- _PROBLEM REQUIREMENTS_:
Could you write out every record below exactly, leaving out any pictures?

Entries from a dataset of interfaces
^^^^

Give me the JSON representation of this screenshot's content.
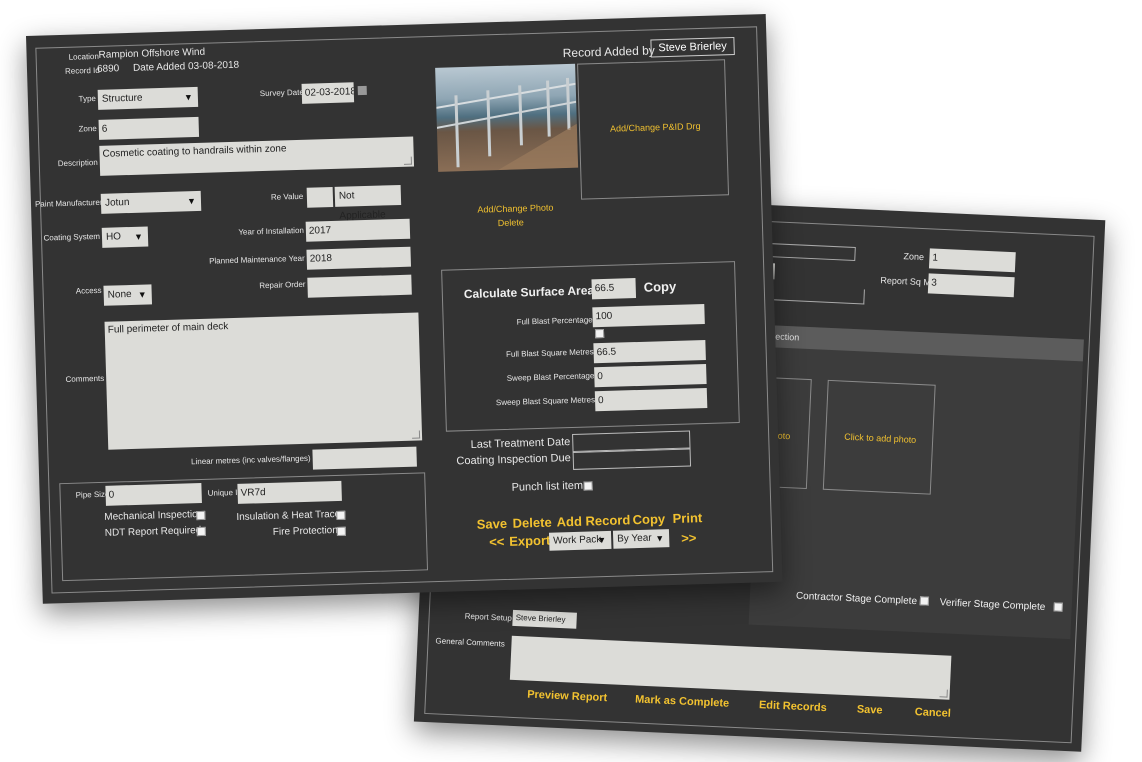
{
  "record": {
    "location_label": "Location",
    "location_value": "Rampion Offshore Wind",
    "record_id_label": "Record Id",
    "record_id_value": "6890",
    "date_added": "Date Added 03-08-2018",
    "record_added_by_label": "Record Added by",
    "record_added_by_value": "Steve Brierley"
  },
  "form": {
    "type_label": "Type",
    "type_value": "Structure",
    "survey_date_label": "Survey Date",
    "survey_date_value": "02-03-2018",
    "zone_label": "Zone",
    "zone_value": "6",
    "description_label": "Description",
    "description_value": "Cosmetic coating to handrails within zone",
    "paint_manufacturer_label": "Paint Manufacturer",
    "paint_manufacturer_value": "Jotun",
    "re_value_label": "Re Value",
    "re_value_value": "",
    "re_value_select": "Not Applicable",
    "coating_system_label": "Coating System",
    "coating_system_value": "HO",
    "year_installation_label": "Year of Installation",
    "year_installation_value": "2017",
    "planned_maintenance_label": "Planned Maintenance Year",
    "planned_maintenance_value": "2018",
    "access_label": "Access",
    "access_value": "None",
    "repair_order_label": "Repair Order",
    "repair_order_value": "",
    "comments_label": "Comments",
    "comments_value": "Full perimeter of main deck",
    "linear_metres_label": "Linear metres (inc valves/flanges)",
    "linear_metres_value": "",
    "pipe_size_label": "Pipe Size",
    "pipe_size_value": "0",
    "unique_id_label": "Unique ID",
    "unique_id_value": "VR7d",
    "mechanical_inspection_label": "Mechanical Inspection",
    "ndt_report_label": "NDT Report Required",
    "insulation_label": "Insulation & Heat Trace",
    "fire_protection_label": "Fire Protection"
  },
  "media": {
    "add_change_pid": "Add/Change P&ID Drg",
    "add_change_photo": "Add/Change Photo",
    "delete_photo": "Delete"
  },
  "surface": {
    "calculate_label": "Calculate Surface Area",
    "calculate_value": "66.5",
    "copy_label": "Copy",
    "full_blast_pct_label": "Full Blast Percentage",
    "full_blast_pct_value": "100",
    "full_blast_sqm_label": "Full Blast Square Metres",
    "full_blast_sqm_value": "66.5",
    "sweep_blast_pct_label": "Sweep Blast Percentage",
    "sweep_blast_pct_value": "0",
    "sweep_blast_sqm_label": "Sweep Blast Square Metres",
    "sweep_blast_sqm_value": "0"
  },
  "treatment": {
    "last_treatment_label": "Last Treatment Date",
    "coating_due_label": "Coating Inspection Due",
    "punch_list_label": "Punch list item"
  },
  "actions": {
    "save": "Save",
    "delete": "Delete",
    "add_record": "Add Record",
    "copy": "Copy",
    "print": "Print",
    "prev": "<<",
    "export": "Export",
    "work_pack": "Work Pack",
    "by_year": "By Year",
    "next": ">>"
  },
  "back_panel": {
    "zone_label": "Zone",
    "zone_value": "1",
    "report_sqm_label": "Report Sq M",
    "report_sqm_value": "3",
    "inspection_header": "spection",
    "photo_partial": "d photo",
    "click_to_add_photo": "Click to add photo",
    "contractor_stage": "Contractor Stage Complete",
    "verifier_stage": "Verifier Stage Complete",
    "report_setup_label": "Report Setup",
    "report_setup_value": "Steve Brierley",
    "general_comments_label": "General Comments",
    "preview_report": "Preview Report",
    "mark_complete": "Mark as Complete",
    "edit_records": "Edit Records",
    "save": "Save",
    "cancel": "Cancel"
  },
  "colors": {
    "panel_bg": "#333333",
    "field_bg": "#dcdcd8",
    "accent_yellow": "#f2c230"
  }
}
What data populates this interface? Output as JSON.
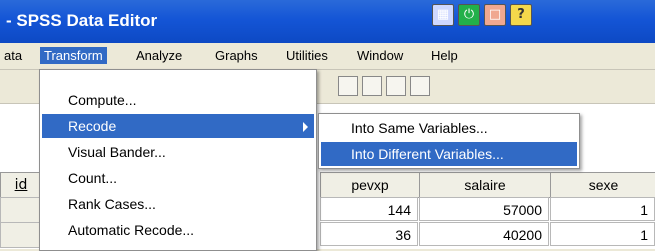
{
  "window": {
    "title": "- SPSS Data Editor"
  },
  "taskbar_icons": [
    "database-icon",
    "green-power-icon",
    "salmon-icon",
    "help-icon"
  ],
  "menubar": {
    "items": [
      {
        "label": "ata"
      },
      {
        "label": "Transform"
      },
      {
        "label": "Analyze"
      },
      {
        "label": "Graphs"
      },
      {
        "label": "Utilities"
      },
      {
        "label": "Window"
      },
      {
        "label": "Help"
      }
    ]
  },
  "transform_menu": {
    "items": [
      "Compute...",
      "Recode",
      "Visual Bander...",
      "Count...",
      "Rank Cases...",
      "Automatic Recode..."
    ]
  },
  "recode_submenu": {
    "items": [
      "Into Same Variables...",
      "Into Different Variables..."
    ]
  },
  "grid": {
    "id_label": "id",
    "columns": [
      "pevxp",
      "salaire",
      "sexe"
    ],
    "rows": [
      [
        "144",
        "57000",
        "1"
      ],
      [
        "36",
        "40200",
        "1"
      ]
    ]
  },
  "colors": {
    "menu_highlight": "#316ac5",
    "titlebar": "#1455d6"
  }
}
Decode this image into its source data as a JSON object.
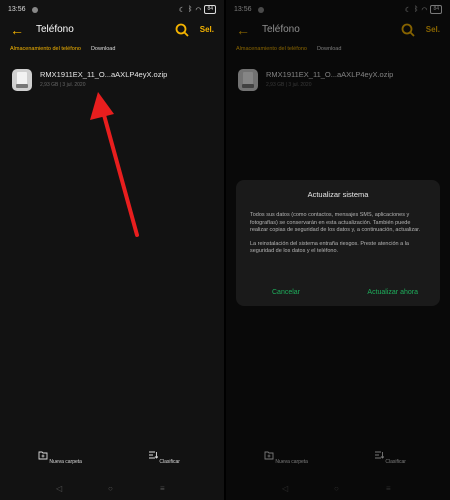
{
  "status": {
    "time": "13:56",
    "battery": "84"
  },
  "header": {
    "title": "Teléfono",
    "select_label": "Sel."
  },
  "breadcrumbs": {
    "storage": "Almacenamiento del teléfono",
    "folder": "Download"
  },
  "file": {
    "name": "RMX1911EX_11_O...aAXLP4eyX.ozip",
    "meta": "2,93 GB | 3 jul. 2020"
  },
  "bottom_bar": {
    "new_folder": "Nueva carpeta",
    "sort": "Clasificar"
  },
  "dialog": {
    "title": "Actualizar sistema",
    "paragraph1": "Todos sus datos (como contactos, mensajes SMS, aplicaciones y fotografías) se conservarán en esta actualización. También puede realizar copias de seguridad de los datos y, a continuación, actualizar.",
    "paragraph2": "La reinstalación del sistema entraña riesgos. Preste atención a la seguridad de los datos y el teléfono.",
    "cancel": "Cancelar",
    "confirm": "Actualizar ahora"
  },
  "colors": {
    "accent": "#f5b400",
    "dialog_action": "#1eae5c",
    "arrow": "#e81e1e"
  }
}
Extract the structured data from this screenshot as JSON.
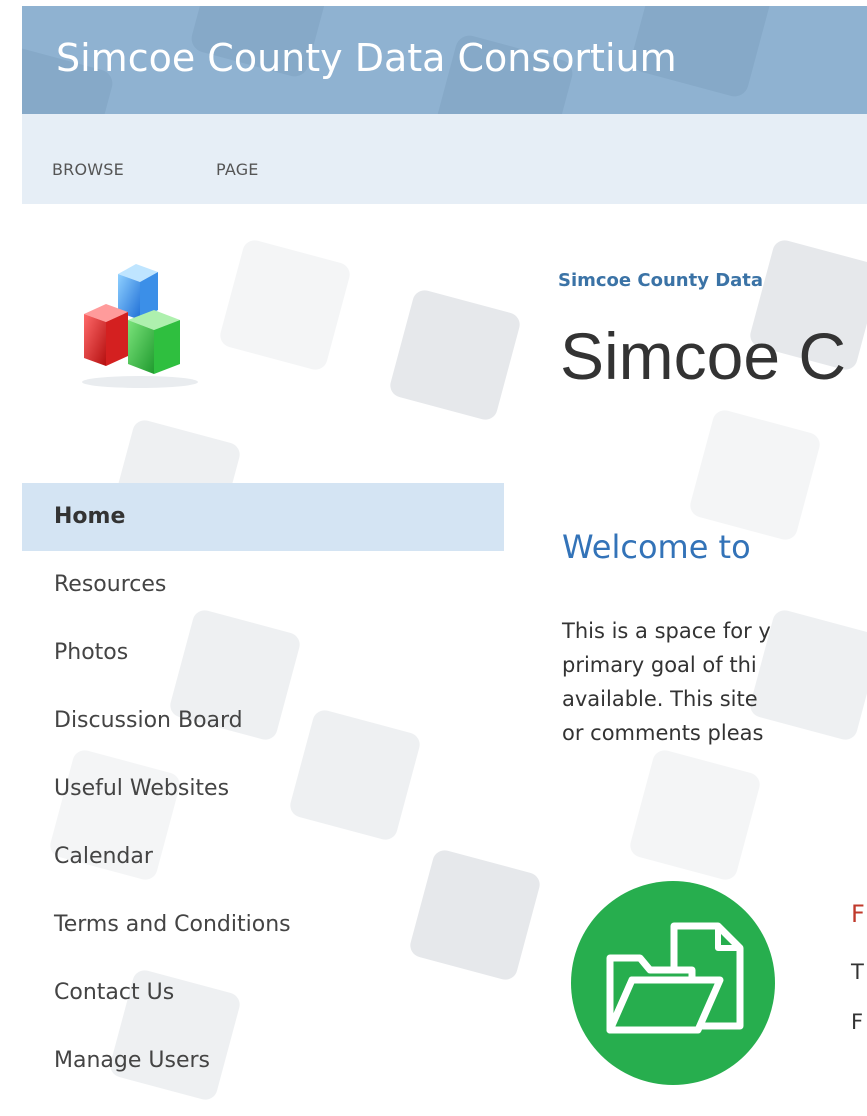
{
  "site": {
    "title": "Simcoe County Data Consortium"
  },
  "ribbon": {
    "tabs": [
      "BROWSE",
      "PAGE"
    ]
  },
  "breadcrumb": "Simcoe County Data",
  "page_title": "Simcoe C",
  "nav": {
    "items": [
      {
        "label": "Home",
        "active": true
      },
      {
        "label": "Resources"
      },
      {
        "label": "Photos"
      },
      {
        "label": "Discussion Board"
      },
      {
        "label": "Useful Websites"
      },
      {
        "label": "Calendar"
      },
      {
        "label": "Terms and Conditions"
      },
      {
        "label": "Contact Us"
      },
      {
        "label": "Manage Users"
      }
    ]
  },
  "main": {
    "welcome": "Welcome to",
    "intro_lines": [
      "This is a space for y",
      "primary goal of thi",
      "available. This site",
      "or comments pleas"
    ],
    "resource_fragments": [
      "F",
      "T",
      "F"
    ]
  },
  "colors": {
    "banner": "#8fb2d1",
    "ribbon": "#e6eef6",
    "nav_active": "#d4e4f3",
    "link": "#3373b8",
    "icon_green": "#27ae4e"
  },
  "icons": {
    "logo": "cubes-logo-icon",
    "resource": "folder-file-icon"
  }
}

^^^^

- _FINISHED EXERCISE_:
Give me the JSON representation of this screenshot's content.
{
  "record": {
    "location_label": "Location",
    "location_value": "Rampion Offshore Wind",
    "record_id_label": "Record Id",
    "record_id_value": "6890",
    "date_added": "Date Added 03-08-2018",
    "record_added_by_label": "Record Added by",
    "record_added_by_value": "Steve Brierley"
  },
  "form": {
    "type_label": "Type",
    "type_value": "Structure",
    "survey_date_label": "Survey Date",
    "survey_date_value": "02-03-2018",
    "zone_label": "Zone",
    "zone_value": "6",
    "description_label": "Description",
    "description_value": "Cosmetic coating to handrails within zone",
    "paint_manufacturer_label": "Paint Manufacturer",
    "paint_manufacturer_value": "Jotun",
    "re_value_label": "Re Value",
    "re_value_value": "",
    "re_value_select": "Not Applicable",
    "coating_system_label": "Coating System",
    "coating_system_value": "HO",
    "year_installation_label": "Year of Installation",
    "year_installation_value": "2017",
    "planned_maintenance_label": "Planned Maintenance Year",
    "planned_maintenance_value": "2018",
    "access_label": "Access",
    "access_value": "None",
    "repair_order_label": "Repair Order",
    "repair_order_value": "",
    "comments_label": "Comments",
    "comments_value": "Full perimeter of main deck",
    "linear_metres_label": "Linear metres (inc valves/flanges)",
    "linear_metres_value": "",
    "pipe_size_label": "Pipe Size",
    "pipe_size_value": "0",
    "unique_id_label": "Unique ID",
    "unique_id_value": "VR7d",
    "mechanical_inspection_label": "Mechanical Inspection",
    "ndt_report_label": "NDT Report Required",
    "insulation_label": "Insulation & Heat Trace",
    "fire_protection_label": "Fire Protection"
  },
  "media": {
    "add_change_pid": "Add/Change P&ID Drg",
    "add_change_photo": "Add/Change Photo",
    "delete_photo": "Delete"
  },
  "surface": {
    "calculate_label": "Calculate Surface Area",
    "calculate_value": "66.5",
    "copy_label": "Copy",
    "full_blast_pct_label": "Full Blast Percentage",
    "full_blast_pct_value": "100",
    "full_blast_sqm_label": "Full Blast Square Metres",
    "full_blast_sqm_value": "66.5",
    "sweep_blast_pct_label": "Sweep Blast Percentage",
    "sweep_blast_pct_value": "0",
    "sweep_blast_sqm_label": "Sweep Blast Square Metres",
    "sweep_blast_sqm_value": "0"
  },
  "treatment": {
    "last_treatment_label": "Last Treatment Date",
    "coating_due_label": "Coating Inspection Due",
    "punch_list_label": "Punch list item"
  },
  "actions": {
    "save": "Save",
    "delete": "Delete",
    "add_record": "Add Record",
    "copy": "Copy",
    "print": "Print",
    "prev": "<<",
    "export": "Export",
    "work_pack": "Work Pack",
    "by_year": "By Year",
    "next": ">>"
  },
  "back_panel": {
    "zone_label": "Zone",
    "zone_value": "1",
    "report_sqm_label": "Report Sq M",
    "report_sqm_value": "3",
    "inspection_header": "spection",
    "photo_partial": "d photo",
    "click_to_add_photo": "Click to add photo",
    "contractor_stage": "Contractor Stage Complete",
    "verifier_stage": "Verifier Stage Complete",
    "report_setup_label": "Report Setup",
    "report_setup_value": "Steve Brierley",
    "general_comments_label": "General Comments",
    "preview_report": "Preview Report",
    "mark_complete": "Mark as Complete",
    "edit_records": "Edit Records",
    "save": "Save",
    "cancel": "Cancel"
  },
  "colors": {
    "panel_bg": "#333333",
    "field_bg": "#dcdcd8",
    "accent_yellow": "#f2c230"
  }
}
What data populates this interface? Output as JSON.
{
  "window": {
    "title": "- SPSS Data Editor"
  },
  "taskbar_icons": [
    "database-icon",
    "green-power-icon",
    "salmon-icon",
    "help-icon"
  ],
  "menubar": {
    "items": [
      {
        "label": "ata"
      },
      {
        "label": "Transform"
      },
      {
        "label": "Analyze"
      },
      {
        "label": "Graphs"
      },
      {
        "label": "Utilities"
      },
      {
        "label": "Window"
      },
      {
        "label": "Help"
      }
    ]
  },
  "transform_menu": {
    "items": [
      "Compute...",
      "Recode",
      "Visual Bander...",
      "Count...",
      "Rank Cases...",
      "Automatic Recode..."
    ]
  },
  "recode_submenu": {
    "items": [
      "Into Same Variables...",
      "Into Different Variables..."
    ]
  },
  "grid": {
    "id_label": "id",
    "columns": [
      "pevxp",
      "salaire",
      "sexe"
    ],
    "rows": [
      [
        "144",
        "57000",
        "1"
      ],
      [
        "36",
        "40200",
        "1"
      ]
    ]
  },
  "colors": {
    "menu_highlight": "#316ac5",
    "titlebar": "#1455d6"
  }
}
Decode this image into its source data as a JSON object.
{
  "status": {
    "time": "13:56",
    "battery": "84"
  },
  "header": {
    "title": "Teléfono",
    "select_label": "Sel."
  },
  "breadcrumbs": {
    "storage": "Almacenamiento del teléfono",
    "folder": "Download"
  },
  "file": {
    "name": "RMX1911EX_11_O...aAXLP4eyX.ozip",
    "meta": "2,93 GB | 3 jul. 2020"
  },
  "bottom_bar": {
    "new_folder": "Nueva carpeta",
    "sort": "Clasificar"
  },
  "dialog": {
    "title": "Actualizar sistema",
    "paragraph1": "Todos sus datos (como contactos, mensajes SMS, aplicaciones y fotografías) se conservarán en esta actualización. También puede realizar copias de seguridad de los datos y, a continuación, actualizar.",
    "paragraph2": "La reinstalación del sistema entraña riesgos. Preste atención a la seguridad de los datos y el teléfono.",
    "cancel": "Cancelar",
    "confirm": "Actualizar ahora"
  },
  "colors": {
    "accent": "#f5b400",
    "dialog_action": "#1eae5c",
    "arrow": "#e81e1e"
  }
}
Extract the structured data from this screenshot as JSON.
{
  "site": {
    "title": "Simcoe County Data Consortium"
  },
  "ribbon": {
    "tabs": [
      "BROWSE",
      "PAGE"
    ]
  },
  "breadcrumb": "Simcoe County Data",
  "page_title": "Simcoe C",
  "nav": {
    "items": [
      {
        "label": "Home",
        "active": true
      },
      {
        "label": "Resources"
      },
      {
        "label": "Photos"
      },
      {
        "label": "Discussion Board"
      },
      {
        "label": "Useful Websites"
      },
      {
        "label": "Calendar"
      },
      {
        "label": "Terms and Conditions"
      },
      {
        "label": "Contact Us"
      },
      {
        "label": "Manage Users"
      }
    ]
  },
  "main": {
    "welcome": "Welcome to",
    "intro_lines": [
      "This is a space for y",
      "primary goal of thi",
      "available. This site",
      "or comments pleas"
    ],
    "resource_fragments": [
      "F",
      "T",
      "F"
    ]
  },
  "colors": {
    "banner": "#8fb2d1",
    "ribbon": "#e6eef6",
    "nav_active": "#d4e4f3",
    "link": "#3373b8",
    "icon_green": "#27ae4e"
  },
  "icons": {
    "logo": "cubes-logo-icon",
    "resource": "folder-file-icon"
  }
}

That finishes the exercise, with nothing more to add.